A century ago the Czech community in New York was centred around the Upper East Side of Manhattan. Indeed, an estimated 40,000 Czechs lived in the area known as Yorkville. Ed Chlanda’s family were members of that community and the 80-year-old kindly gave me a tour of the neighbourhood, taking in a former Czech bank, the street where he grew up, the Jan Hus church and the Bohemian National Hall. But we started at the New York Sokol on East 71st St., where Chlanda is an active member. Surrounded by photos, medals and other memorabilia in the Sokol
Exactly 50 years ago today, the Czechoslovak national ice hockey team beat the Soviets in the world championships for a second time, setting off a series of celebrations – which soon turned into protests, at times violent, against the ongoing Warsaw Pact occupation.

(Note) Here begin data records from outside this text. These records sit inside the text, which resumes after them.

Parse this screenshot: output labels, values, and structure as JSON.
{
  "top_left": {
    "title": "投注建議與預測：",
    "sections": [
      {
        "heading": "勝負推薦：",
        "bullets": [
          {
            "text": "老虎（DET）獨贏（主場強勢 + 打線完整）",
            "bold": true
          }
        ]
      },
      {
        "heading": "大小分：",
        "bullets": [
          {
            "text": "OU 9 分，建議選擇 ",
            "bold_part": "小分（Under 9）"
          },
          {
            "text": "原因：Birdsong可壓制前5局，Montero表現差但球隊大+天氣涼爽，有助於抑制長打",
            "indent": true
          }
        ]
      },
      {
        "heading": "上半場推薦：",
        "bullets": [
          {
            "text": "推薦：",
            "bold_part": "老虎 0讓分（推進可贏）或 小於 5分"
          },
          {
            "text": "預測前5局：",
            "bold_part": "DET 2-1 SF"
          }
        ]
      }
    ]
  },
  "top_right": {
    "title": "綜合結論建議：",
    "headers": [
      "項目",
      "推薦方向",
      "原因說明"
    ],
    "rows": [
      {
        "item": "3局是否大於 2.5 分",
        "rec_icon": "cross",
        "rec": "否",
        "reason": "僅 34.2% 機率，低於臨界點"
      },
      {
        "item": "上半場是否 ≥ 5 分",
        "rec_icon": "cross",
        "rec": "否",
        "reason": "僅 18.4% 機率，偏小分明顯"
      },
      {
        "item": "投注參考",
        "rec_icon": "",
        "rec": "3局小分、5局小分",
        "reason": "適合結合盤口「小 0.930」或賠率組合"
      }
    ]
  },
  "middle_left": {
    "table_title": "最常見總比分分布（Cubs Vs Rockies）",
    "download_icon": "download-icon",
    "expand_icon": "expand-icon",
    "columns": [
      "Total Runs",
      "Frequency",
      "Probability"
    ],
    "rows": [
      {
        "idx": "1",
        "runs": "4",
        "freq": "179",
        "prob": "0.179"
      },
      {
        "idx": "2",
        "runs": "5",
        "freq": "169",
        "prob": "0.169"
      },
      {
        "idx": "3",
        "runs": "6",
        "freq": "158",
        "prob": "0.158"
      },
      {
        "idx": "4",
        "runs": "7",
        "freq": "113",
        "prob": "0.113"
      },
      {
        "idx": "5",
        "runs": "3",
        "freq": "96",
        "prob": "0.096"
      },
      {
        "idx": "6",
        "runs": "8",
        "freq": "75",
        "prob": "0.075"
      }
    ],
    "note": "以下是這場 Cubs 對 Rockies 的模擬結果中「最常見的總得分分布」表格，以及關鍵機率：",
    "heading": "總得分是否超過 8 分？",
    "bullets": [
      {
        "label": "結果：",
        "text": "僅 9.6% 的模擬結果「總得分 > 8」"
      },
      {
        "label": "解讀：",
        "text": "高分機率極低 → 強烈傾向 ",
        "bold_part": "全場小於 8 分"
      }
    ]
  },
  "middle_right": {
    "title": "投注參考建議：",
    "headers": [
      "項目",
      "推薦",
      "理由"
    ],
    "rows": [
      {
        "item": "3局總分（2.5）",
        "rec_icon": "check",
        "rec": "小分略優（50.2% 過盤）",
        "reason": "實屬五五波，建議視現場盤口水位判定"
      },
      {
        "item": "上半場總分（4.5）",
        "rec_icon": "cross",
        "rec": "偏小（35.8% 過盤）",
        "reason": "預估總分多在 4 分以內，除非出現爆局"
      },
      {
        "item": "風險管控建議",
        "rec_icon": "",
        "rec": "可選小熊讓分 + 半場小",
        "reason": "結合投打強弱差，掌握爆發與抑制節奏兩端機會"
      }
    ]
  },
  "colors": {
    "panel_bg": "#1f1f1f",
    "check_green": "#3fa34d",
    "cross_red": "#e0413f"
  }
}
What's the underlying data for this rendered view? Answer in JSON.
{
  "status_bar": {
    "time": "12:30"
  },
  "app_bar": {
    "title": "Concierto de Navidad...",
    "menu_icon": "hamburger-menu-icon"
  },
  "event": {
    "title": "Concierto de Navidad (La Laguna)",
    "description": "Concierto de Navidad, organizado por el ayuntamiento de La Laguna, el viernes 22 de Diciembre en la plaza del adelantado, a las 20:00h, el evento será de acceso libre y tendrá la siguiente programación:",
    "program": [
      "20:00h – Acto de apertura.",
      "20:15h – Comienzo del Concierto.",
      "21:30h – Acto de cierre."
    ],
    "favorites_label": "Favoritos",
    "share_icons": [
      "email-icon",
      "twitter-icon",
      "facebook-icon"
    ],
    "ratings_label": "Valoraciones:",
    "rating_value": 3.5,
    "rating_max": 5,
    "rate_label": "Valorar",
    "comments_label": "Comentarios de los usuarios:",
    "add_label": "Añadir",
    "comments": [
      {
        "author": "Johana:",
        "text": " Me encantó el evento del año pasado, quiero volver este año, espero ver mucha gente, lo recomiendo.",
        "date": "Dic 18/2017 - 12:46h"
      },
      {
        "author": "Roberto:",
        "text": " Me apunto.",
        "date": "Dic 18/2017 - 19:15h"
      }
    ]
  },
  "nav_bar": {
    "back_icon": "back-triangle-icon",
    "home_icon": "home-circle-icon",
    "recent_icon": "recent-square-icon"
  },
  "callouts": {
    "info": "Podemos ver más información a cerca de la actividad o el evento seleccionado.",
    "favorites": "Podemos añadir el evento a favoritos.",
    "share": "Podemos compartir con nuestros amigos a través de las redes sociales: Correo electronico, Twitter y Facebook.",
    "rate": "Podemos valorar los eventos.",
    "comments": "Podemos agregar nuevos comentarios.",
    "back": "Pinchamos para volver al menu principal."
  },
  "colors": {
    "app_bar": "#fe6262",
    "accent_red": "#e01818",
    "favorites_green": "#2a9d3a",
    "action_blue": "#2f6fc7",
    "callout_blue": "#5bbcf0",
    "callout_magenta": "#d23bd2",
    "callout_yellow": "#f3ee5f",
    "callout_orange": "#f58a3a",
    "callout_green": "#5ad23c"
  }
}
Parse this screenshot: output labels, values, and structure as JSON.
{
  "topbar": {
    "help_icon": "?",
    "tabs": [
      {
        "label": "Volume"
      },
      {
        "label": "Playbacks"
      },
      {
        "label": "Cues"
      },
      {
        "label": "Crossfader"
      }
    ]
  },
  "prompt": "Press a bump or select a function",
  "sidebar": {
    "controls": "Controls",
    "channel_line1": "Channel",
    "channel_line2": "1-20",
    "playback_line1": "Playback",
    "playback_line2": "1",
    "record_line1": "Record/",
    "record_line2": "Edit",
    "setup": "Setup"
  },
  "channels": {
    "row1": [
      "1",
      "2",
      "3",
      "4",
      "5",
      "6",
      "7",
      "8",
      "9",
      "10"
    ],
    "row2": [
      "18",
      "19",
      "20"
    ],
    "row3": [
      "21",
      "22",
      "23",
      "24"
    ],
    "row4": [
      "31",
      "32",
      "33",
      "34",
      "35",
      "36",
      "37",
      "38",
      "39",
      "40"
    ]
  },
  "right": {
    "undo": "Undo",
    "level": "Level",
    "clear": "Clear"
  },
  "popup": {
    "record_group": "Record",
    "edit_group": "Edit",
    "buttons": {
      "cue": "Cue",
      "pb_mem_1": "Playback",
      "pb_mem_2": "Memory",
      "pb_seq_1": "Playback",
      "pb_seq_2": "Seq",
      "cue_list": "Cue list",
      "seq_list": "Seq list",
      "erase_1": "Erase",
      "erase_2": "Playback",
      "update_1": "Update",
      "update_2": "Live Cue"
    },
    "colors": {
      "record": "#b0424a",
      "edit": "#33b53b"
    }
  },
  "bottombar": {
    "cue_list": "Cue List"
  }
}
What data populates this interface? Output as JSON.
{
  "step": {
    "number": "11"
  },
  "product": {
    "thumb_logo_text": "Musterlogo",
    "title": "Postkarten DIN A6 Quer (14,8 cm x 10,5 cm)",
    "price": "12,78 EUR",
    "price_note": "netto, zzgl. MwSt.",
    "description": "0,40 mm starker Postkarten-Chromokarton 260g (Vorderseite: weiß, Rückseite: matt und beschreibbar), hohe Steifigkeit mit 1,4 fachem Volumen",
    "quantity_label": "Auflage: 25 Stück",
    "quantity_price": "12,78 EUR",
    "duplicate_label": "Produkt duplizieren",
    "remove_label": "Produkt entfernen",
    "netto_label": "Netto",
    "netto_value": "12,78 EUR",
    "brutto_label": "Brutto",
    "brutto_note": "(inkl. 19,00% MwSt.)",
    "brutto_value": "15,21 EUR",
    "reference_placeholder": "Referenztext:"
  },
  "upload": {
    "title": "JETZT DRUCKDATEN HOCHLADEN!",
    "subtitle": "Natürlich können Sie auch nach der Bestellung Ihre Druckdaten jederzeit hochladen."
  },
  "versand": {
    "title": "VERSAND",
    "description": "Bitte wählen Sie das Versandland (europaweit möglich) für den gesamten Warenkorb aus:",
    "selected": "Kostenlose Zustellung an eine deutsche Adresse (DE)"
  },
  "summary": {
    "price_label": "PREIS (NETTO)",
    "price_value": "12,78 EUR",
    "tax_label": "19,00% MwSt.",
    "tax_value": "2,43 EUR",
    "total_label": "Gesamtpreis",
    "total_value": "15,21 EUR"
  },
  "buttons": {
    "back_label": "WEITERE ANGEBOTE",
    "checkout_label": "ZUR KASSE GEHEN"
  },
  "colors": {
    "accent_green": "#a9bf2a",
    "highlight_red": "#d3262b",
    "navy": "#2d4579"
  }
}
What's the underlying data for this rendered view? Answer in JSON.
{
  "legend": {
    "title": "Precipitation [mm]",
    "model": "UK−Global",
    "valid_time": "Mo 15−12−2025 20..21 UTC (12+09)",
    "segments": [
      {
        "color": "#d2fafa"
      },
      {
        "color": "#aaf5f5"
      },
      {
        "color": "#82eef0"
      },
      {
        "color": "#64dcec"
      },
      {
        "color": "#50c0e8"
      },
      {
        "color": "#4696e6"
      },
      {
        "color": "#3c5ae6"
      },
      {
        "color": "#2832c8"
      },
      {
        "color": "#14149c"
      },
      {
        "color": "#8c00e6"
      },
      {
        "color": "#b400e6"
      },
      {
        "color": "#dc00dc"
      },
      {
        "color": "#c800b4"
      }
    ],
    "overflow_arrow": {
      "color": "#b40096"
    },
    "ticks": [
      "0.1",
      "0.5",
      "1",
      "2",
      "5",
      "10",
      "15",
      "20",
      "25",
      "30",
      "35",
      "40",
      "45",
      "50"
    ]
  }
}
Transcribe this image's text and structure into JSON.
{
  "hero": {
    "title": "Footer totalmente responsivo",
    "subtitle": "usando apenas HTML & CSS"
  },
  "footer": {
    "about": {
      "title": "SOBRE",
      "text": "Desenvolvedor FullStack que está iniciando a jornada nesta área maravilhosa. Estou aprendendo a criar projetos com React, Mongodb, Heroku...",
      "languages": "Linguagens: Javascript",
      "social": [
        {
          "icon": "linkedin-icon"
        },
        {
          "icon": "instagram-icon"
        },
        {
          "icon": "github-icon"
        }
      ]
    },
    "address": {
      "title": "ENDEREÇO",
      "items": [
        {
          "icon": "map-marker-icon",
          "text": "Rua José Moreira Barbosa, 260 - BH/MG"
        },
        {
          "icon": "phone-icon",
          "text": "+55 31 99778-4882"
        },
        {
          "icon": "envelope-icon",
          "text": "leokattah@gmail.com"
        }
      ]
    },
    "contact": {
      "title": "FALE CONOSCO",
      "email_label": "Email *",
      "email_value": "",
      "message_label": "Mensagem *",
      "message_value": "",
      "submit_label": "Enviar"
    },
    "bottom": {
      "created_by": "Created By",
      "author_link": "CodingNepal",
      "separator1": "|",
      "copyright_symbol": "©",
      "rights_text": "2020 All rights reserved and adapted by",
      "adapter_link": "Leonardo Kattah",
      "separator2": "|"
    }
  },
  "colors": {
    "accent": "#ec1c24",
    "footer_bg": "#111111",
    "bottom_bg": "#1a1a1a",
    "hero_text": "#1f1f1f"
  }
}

Though a moral victory, in a sense it proved a Pyrrhic one.
Prague City Hall announced on Monday that its representatives had met with Zdena Mašínová and agreed to exhume the remains of her mother, who was imprisoned by both the Nazis and communists and shares the same name. The city is now preparing the necessary documentation after which the exact date of exhumation will be set.
Anyone who is interested in the history of Central and Eastern Europe has likely come across the name Marci Shore. An associate Professor at Yale University, she has published a number of books focusing on the modern history of post-communist countries. She stopped by Czech Radio, while travelling through Prague earlier this week, and I started by asking her about the impact that Nazism and Communism had on the region and the psyche of its people.
General Milan Píka, whose father also held that rank and was executed following a Communist Party-orchestrated show trial, has died at the age of 96. Himself punished on false charges, the World War II veteran nonetheless managed to rise to the top of the Czechoslovak military – and eventually clear his father’s good name.
More than eleven centuries after the fall of the Great Moravian Empire, there are still direct descendants from the Slavic noblemen living among us. A study of DNA samples, carried out recently by the Moravian Museum in Brno, found eleven men from the region of Uherské Hradiště who definitely have Great Moravian ancestors in their bloodlines.